### Task directions
Repeat all of the data word for word so that only the pictures are missing from the copy.

[Web page and app entries]
== Segment start ==

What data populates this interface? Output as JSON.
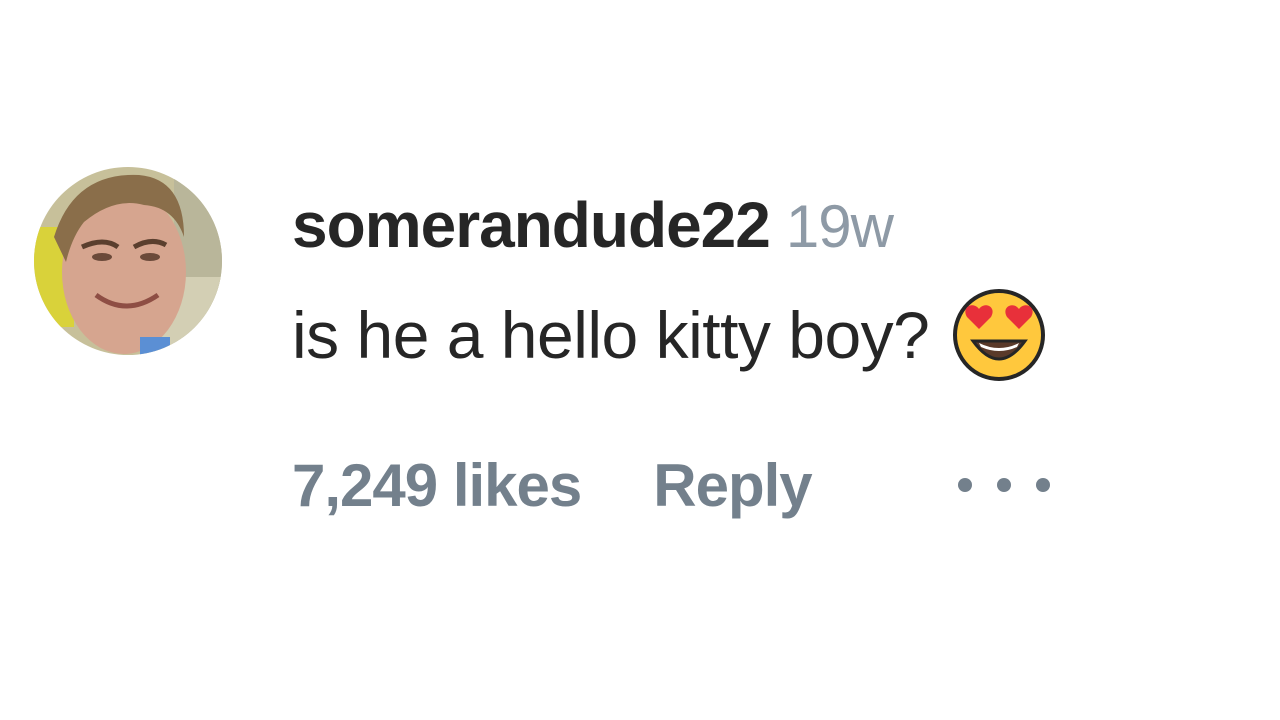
{
  "comment": {
    "username": "somerandude22",
    "timestamp": "19w",
    "text": "is he a hello kitty boy?",
    "emoji": "smiling-face-with-heart-eyes",
    "likes": "7,249 likes",
    "reply_label": "Reply",
    "more_icon": "more-options-icon"
  },
  "colors": {
    "primary_text": "#262626",
    "secondary_text": "#73808c",
    "timestamp": "#8e9aa6",
    "emoji_face": "#ffc83d",
    "emoji_heart": "#e8303a"
  }
}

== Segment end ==

### Completed exercise
What data populates this interface? Output as JSON.
{
  "comment": {
    "username": "somerandude22",
    "timestamp": "19w",
    "text": "is he a hello kitty boy?",
    "emoji": "smiling-face-with-heart-eyes",
    "likes": "7,249 likes",
    "reply_label": "Reply",
    "more_icon": "more-options-icon"
  },
  "colors": {
    "primary_text": "#262626",
    "secondary_text": "#73808c",
    "timestamp": "#8e9aa6",
    "emoji_face": "#ffc83d",
    "emoji_heart": "#e8303a"
  }
}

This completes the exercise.